Terry Davis demonstrates why the C++ syntax for writing to stdout is retarded. Here is how some of the most popular programming languages print to screen:

C++: cout << “message” << endl; or printf(“message”);
Java: System.out.println(“message”);
Python: print(“message”)
C#: Console.WriteLine(“message”);
Go: fmt.println(“message”);
Bash: echo “message”
HolyC: “message”;

Notice how HolyC cuts out all the bloated nonsense. Why isn’t all of programming done like HolyC? It is divinely simple.

In Case Youtube Takes It Down For Language: https://www.bitchute.com/video/AYuUWF64Jw5k/

Join the Conversation

5 Comments

  1. It looks nice for simple examples, but messy if the code is complex and professional. What about formatted output? A function pointer to printf? Or even just being sure a stray string doesn’t get printed?
    For as much as I like Terry, there’s nothing better than pure C.

    Like

    1. Formatted output works like a printf statement without the pointless ‘printf’. You’d just do “%d\n”,someNumber; for formatted output. Its far better. You can put functions and function pointers in a formatted string, I believe you do “%p\n”,someFunctionPointer; . It works like printf but without the useless ‘printf’. In C you never initialize a string on a line starting with a ” quote, you would call strcpy or start a char array, both are needlessly complex. The TempleOS method is by far the simplest, most readable, and how it should be done in every programming language imo. HolyC is better than pure C. Pure C requires object files, make files, header files, ‘printf’, and many other needlessly complex bs. HolyC requires none of it, all the programmer has to worry about is programming.

      Like

      1. By function pointer to printf, I mean something like: void (*func)(uchar*, … = printf. (if it doesn’t error out)

        If you want a language that cuts corners, use Python or C++.

        The “complex bs” is a must for serious projects, that’s why it was made like so in the first place.

        Like

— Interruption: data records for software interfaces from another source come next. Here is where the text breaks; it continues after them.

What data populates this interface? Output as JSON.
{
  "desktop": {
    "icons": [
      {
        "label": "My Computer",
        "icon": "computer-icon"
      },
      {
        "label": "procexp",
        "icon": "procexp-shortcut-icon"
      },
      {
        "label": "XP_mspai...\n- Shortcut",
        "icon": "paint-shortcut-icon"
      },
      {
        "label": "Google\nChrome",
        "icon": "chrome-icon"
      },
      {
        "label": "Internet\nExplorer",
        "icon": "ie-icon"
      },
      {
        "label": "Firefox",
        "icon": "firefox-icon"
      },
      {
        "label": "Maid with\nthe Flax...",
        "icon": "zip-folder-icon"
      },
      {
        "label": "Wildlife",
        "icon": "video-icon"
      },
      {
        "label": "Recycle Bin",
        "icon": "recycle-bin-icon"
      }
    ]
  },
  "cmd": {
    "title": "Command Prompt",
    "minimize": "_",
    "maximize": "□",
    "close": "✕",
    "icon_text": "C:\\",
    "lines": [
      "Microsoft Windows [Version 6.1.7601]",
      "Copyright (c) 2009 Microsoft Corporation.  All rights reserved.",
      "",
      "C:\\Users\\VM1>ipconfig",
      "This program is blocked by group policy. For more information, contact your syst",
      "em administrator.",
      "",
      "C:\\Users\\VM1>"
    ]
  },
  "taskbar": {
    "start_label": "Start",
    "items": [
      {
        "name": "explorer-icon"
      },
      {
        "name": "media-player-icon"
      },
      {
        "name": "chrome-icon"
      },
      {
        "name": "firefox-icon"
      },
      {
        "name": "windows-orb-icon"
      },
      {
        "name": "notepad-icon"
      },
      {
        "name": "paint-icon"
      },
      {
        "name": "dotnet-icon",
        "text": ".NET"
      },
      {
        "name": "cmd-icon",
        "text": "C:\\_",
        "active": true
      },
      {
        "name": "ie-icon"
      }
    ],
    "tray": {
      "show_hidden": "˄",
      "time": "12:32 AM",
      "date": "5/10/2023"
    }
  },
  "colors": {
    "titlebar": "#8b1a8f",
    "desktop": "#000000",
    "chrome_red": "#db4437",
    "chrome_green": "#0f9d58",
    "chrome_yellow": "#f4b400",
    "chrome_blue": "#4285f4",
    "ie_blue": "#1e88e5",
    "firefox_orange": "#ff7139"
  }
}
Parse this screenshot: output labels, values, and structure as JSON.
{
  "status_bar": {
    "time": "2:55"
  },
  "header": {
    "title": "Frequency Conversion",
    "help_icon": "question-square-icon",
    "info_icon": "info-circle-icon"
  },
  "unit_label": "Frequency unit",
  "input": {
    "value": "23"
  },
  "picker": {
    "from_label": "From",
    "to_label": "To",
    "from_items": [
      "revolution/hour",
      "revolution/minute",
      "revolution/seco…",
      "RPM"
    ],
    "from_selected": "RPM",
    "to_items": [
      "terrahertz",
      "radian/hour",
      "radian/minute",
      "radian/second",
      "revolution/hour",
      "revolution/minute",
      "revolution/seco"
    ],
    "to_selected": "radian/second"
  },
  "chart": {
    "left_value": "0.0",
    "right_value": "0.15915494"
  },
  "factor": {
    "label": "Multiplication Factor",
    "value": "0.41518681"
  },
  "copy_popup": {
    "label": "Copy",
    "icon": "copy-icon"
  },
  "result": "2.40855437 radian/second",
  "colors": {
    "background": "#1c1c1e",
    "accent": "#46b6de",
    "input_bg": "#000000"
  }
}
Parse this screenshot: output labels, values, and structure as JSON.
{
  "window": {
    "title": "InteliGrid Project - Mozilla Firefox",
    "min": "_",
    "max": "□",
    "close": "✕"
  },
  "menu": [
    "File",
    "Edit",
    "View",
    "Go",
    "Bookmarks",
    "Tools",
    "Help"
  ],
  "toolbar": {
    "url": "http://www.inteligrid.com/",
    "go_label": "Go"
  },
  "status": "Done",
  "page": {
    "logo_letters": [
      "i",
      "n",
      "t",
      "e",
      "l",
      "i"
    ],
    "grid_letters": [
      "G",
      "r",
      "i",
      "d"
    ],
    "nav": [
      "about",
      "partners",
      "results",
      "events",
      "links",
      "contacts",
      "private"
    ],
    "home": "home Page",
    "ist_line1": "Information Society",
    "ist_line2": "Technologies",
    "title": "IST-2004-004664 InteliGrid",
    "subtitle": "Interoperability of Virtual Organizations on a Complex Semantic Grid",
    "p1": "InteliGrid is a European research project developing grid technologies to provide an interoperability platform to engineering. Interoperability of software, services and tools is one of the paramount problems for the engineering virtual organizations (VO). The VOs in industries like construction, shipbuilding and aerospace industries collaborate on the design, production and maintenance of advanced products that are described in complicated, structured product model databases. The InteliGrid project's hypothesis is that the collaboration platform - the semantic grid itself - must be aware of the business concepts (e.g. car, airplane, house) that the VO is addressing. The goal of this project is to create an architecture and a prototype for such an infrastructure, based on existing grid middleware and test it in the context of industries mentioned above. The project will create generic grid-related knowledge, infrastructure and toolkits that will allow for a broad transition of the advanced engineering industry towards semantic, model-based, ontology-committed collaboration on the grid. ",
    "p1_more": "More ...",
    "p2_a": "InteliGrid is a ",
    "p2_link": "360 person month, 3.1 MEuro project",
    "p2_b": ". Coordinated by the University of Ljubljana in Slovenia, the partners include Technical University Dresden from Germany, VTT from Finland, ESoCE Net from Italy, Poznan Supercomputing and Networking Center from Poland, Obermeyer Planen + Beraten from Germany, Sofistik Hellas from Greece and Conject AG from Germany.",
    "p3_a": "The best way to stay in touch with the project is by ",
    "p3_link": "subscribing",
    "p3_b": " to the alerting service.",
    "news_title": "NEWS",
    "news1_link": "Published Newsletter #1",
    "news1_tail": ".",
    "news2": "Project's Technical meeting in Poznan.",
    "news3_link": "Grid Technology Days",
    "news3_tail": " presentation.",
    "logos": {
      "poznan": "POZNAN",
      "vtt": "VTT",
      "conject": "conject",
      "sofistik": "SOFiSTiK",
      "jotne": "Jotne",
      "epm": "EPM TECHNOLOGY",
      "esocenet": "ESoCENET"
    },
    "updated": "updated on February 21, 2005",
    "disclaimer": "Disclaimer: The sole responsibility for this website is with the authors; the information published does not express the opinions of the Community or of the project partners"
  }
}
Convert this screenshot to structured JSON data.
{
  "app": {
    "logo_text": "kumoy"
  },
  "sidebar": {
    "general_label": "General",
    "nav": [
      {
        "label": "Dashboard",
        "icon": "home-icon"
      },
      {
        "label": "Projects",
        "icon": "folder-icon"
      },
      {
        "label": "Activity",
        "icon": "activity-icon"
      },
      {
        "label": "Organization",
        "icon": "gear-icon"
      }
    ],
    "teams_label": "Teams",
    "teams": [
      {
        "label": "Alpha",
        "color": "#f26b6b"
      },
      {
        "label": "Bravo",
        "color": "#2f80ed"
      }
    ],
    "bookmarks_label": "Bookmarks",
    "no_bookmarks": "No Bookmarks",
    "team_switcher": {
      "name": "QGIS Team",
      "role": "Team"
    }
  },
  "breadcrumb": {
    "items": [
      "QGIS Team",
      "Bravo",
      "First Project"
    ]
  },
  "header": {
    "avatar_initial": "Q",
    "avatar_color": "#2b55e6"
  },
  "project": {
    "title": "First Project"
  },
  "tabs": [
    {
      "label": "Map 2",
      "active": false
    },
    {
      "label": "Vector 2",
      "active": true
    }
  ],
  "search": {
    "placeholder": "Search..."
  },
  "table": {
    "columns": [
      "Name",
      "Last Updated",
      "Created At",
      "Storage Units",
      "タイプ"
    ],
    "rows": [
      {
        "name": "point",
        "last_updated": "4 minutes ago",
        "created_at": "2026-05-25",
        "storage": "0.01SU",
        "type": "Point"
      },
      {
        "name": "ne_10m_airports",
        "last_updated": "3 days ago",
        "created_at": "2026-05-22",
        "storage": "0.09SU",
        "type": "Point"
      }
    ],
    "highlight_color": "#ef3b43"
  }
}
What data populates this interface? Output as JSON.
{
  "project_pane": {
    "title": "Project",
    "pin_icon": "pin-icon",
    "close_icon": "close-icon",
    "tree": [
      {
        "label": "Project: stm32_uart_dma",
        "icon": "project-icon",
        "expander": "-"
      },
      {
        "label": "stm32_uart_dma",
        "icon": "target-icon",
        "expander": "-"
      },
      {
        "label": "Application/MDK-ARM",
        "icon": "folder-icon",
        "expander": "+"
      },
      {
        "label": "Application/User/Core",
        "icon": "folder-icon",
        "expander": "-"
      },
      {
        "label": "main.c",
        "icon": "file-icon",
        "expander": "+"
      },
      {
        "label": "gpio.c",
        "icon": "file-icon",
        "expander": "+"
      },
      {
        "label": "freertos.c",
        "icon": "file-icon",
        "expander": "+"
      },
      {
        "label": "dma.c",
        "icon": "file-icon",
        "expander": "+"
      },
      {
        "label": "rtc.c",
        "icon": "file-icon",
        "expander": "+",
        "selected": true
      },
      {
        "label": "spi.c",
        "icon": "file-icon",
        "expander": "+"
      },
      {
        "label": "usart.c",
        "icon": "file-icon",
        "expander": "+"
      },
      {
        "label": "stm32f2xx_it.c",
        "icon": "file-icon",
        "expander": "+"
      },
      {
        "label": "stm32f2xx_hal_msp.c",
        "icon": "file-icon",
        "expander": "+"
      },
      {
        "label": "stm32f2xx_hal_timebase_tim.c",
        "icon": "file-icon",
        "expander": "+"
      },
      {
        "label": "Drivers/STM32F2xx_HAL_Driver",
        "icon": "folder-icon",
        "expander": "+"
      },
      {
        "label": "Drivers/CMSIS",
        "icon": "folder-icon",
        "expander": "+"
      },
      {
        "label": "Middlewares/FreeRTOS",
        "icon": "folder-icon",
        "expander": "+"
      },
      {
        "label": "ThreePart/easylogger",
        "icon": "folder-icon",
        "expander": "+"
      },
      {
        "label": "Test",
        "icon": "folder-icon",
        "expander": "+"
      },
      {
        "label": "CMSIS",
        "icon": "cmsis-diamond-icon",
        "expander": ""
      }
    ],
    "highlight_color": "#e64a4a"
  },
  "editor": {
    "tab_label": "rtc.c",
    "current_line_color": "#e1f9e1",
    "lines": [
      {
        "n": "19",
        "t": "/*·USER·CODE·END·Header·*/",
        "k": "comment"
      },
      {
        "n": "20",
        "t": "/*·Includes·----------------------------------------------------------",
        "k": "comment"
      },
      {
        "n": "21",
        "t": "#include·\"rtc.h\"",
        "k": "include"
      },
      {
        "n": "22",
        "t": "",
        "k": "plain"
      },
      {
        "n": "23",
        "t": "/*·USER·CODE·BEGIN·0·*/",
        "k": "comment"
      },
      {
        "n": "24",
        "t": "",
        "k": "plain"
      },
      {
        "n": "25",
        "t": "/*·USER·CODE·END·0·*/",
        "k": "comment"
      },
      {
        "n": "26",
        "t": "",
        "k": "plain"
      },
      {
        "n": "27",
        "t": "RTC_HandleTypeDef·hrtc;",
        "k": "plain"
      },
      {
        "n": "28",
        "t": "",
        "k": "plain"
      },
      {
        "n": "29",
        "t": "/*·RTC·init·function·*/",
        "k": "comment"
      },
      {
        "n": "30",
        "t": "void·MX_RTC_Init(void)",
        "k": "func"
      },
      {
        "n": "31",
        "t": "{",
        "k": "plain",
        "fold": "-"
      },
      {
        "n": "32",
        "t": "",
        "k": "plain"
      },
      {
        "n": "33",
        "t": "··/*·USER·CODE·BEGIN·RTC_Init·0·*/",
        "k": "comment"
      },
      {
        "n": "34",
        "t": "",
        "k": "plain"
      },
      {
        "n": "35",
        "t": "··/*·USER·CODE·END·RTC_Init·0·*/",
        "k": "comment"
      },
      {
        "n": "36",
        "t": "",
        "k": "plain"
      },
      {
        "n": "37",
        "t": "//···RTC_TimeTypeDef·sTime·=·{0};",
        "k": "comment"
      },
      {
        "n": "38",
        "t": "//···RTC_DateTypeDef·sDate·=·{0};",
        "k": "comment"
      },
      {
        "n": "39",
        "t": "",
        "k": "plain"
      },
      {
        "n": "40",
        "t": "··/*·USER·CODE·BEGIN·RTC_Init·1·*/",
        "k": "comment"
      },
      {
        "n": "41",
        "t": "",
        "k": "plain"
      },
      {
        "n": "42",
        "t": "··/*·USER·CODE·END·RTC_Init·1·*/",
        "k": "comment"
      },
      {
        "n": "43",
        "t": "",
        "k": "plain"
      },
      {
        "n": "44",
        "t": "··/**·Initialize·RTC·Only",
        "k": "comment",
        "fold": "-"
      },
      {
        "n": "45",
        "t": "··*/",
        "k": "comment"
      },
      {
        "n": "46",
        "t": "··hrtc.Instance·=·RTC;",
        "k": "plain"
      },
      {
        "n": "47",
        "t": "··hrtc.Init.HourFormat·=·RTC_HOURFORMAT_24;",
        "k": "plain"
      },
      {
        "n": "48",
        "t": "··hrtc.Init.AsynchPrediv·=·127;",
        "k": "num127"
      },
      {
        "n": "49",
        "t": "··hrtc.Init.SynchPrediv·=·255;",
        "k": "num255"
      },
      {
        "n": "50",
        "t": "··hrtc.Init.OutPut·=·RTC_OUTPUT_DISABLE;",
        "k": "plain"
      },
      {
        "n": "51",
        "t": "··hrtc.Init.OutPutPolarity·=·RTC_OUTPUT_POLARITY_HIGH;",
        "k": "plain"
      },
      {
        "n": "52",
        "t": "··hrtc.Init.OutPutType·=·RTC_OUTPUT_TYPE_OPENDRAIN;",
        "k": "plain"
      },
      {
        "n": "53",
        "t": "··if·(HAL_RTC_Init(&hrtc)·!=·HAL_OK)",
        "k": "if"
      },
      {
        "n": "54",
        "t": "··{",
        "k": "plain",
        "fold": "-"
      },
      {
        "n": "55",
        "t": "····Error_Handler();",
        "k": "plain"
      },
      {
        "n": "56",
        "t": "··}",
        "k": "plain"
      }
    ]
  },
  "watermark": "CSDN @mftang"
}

      2. You can do that in HolyC by using the better name for return nothing U0(as opposed to void), and by setting the function pointer to = Print . You may have to add a & to the front of the Print idk Im not 100%. A statement or expression starting with quotes in HolyC is a Print call (Print=printf). Python and C++ cuts corners for legitimate reasons, HolyC doesn’t add pointless corners. Object files, header files, make files are pointless and only add headaches for a programmer. HolyC is greater than C but less than C++, its like a C+(1 plus lol). All professional 100k or more lines of code use Java, some offshoot of Java(Scala, Groovy, Kotlin), C#, or C++. The only major codebases that still use base C are old codebases. Netflix uses Java(and its offshoots), Twitter uses Java, most of Google uses Java(and its offshoots), Comcast uses Java, Microsoft uses C# or VB, performance based bank stock exchange software use c++, performance based cryptocurrency use c++. C is only used professionally nowadays by very old codebases, idk though, I could be wrong, but Im pretty confident Im not. Therefore the reason to use C would be for programmer freedom and for personal projects. HolyC fulfills that niche far better than C. It removes the pointless intermediate files and it cuts out some of the ‘idiot proof’ hand holding still inside C. Many of the ideas used in HolyC could greatly improve other languages imo. Im not saying HolyC is best language, Im saying what Terry said, HolyC is better than C but less than C++ and it is. Check it out, stuff that would require a header file, a c file, a compiled o file, maybe a makefile, no longer do, and many complex behaviors of C have been simplified with maximum programmer fun in mind(as opposed to non programmers who need to be hand held and given training wheels).

        Like

Leave a comment

Fill in your details below or click an icon to log in:

WordPress.com Logo

You are commenting using your WordPress.com account. Log Out /  Change )

Google photo

You are commenting using your Google account. Log Out /  Change )

Twitter picture

You are commenting using your Twitter account. Log Out /  Change )

Facebook photo

You are commenting using your Facebook account. Log Out /  Change )

Connecting to %s

%d bloggers like this: